McClure’s dedication to the creation of multi-faceted work is apparent in some of the unique readings he has performed. One such reading is that which was performed for some caged lions at the San Francisco zoo. The poems he read came from his Ghost Tantras – 99 poems in a language more primal than English. The language he speaks is often referred to as ‘beast’ – guttural, primal sounds that seem to be the pure origins of the words our language employs. McClure described how the reading came about during the post-documentary discussion: he was at the zoo one morning recording snow leopards for a music track he was working on. He ran into a lion keeper who was a fellow poet. The lion keeper then invited him to read for the lions, knowing of his work from the Ghost Tantras. This is where the video of his reading to the lions was born. The footage is inspiring – McClure, passionately reading poetry to lions who are growling, hissing, and generally going apoplectic in their cages. The image is a visceral representation of the primal beauty in so much of McClure’s work.
An aspect of the documentary and discussion that I particularly enjoyed was the depiction of his work with music and poetry. Aside from the compositions he did with Morrison and Joplin, he has spent much time incorporating music into his poetry. In the documentary, Terry Riley (an American musician belonging to the ‘minimalist’ school of composition) described his working relationship with McClure: the poet would send the composer both a hard copy of the poem, and a recording of a reading of it. From that, the composition was born – thus, the music reflects the words. The music itself is ethereal and complimentary; chord changes and leitmotifs add depth and body to the words of the poems.

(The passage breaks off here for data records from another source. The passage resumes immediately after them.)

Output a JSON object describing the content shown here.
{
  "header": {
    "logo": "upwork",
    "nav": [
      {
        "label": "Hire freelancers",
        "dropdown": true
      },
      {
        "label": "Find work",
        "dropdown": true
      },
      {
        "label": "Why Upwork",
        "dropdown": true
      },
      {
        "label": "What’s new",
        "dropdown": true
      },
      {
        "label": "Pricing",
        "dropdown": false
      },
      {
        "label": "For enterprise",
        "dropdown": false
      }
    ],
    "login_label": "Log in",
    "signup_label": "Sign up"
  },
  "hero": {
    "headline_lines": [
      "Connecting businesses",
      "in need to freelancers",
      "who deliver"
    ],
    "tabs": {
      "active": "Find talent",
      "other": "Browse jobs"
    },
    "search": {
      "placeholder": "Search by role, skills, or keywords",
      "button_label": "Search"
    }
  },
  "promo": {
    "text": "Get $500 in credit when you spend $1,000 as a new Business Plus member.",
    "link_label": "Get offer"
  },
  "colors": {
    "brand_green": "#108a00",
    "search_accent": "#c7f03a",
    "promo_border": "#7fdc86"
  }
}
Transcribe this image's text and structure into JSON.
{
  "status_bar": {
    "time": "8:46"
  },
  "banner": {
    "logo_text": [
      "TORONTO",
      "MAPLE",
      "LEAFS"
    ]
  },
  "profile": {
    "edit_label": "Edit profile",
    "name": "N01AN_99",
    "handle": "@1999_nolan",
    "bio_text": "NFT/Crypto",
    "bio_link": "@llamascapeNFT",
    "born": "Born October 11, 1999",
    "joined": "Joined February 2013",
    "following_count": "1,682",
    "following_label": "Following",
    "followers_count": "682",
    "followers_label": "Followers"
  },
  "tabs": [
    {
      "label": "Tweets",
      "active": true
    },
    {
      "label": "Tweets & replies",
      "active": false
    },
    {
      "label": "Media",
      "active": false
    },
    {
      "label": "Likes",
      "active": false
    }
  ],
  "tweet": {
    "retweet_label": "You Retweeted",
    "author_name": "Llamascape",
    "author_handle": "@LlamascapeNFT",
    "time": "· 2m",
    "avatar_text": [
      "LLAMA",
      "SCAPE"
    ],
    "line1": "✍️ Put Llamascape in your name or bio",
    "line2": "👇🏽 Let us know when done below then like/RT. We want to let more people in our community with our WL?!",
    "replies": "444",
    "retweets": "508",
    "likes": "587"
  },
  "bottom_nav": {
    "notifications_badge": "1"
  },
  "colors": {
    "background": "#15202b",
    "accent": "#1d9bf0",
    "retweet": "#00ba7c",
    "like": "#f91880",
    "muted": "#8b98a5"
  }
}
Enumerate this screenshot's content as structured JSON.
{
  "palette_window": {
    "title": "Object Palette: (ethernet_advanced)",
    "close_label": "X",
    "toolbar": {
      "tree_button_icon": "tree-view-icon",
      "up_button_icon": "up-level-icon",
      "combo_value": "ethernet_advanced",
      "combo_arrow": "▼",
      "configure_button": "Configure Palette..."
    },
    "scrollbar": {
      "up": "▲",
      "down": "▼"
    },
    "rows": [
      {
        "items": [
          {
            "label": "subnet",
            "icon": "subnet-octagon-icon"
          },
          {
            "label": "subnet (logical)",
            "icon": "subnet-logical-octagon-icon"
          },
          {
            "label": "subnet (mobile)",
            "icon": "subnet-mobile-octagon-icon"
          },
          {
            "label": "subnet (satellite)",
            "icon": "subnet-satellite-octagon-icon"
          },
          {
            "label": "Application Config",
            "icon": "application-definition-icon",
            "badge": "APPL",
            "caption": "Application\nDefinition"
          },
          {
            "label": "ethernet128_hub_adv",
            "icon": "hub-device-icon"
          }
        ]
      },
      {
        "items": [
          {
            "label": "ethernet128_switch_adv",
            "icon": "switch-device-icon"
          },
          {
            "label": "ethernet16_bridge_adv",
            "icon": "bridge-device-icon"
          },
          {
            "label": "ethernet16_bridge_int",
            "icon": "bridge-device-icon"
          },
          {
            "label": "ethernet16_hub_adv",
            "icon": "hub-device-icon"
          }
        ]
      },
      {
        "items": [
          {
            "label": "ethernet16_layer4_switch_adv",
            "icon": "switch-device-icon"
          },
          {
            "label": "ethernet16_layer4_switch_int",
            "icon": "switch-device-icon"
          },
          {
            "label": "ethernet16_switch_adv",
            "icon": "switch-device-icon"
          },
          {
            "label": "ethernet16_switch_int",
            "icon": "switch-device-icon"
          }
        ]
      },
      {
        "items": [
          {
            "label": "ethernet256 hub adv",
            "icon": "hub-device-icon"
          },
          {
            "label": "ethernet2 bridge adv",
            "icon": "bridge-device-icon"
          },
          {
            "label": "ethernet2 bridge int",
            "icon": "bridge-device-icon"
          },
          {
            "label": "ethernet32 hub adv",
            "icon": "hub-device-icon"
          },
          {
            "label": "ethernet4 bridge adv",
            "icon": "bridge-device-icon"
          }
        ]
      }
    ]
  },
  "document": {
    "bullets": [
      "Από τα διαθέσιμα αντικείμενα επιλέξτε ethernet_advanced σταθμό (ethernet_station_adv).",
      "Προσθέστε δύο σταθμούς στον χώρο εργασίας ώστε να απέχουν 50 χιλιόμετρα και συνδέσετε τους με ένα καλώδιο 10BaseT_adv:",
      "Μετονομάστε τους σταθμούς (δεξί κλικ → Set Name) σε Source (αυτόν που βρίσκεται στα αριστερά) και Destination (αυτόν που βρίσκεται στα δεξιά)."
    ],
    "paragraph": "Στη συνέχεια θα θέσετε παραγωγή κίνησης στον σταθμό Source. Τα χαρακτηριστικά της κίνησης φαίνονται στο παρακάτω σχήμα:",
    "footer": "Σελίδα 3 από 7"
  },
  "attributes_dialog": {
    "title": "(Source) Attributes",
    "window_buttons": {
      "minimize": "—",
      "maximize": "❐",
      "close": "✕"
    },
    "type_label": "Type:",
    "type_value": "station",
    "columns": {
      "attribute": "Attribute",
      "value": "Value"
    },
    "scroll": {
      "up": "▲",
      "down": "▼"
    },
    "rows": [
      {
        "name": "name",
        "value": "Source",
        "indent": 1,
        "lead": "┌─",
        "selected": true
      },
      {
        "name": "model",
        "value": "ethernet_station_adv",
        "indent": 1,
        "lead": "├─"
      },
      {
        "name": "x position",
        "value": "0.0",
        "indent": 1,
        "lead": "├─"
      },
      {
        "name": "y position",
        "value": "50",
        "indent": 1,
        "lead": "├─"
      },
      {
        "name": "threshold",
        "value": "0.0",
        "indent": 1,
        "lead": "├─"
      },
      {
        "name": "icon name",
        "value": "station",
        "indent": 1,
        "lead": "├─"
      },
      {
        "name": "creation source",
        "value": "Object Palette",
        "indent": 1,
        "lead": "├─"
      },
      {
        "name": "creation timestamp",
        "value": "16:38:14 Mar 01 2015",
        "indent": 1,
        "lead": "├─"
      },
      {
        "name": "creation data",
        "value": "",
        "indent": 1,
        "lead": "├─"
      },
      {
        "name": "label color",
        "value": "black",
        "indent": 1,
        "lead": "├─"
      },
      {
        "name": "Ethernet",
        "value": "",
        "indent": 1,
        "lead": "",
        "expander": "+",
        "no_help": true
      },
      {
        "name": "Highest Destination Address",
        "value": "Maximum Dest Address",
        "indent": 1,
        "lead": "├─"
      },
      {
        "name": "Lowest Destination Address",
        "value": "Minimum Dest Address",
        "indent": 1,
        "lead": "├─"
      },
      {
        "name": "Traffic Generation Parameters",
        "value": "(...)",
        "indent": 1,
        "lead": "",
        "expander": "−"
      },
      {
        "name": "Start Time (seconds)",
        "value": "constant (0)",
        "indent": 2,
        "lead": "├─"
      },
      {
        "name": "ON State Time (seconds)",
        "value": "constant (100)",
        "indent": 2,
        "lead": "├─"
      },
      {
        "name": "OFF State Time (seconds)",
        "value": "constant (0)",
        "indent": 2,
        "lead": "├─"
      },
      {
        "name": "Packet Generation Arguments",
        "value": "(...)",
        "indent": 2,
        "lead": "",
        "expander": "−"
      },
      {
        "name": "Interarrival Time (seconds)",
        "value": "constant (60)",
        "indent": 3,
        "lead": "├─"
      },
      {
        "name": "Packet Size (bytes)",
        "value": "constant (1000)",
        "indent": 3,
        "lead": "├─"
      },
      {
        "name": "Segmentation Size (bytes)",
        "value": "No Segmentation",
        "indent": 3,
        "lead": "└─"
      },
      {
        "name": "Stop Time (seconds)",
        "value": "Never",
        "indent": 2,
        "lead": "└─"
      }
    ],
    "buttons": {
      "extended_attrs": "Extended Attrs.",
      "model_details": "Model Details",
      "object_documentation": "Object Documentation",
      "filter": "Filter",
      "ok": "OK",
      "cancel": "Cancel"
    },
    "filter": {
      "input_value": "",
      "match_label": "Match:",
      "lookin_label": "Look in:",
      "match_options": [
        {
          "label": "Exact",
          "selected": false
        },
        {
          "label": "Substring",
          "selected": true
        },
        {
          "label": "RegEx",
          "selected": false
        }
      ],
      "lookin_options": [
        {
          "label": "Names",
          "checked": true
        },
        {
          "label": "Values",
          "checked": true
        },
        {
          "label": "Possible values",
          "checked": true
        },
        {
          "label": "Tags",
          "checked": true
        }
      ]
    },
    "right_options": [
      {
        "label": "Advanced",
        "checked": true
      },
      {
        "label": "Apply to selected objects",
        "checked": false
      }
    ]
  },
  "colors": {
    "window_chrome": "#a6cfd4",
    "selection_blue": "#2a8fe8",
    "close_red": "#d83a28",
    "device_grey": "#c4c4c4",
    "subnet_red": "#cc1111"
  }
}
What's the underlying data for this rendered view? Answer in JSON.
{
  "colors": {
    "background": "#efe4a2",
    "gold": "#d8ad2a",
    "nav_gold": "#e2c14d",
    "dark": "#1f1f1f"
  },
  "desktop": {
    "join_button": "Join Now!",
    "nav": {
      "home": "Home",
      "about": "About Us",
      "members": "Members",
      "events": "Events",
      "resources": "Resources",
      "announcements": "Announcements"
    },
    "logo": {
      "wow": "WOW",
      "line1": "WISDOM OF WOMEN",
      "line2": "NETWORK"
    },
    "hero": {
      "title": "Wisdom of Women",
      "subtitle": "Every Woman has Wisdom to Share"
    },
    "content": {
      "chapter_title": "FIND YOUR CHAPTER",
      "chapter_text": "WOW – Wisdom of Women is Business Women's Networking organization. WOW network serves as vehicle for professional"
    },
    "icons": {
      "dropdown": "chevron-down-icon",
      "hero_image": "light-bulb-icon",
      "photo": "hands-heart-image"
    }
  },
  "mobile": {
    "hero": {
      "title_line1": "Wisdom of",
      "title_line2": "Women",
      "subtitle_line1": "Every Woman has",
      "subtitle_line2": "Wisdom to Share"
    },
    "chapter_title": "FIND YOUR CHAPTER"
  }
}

When asked to elaborate on the composition process, McClure explained that the songs are never the same from performance to performance. He said that a poetic reading – with or without music – is greatly influenced by the “tenor of the audience”. Their emotions, he says, give body to the poems. This truth extends to musical readings as well. A particularly well-received line may call for an extended arpeggio or extra cadence – or it may change the bones of the song itself. One particular memory that McClure described was of a performance with Doors alumni Ray Manzarek. During this performance, one poem was so well received that Manzarek morphed the melody into one from Beethoven’s 9 Symphony – the choral portion, where the melody of the well-known song “Ode to Joy” comes from. McClure loved its grandiose effect, and asked Manzarek if he could replicate it during future performances. However, the keyboardist didn’t realize what he was doing – “I was playing Beethoven?” – demonstrating how fully the artists allowed themselves to be controlled by their instinct and emotion.
To make a long article short – this event was amazing, inspiring, informative, and definitely worth the trek up Burnaby mountain. If you’re interested in learning more about this revolutionary artist, check out his newest publication: Of Indigo and Saffron. This is a great book to pick up if you’re new to McClure; it includes selections from his body of work as well as new poems. In the words of McClure: “the point is to play with words. Words on the page, words spoken. They play with me, too. Isn’t that the point?”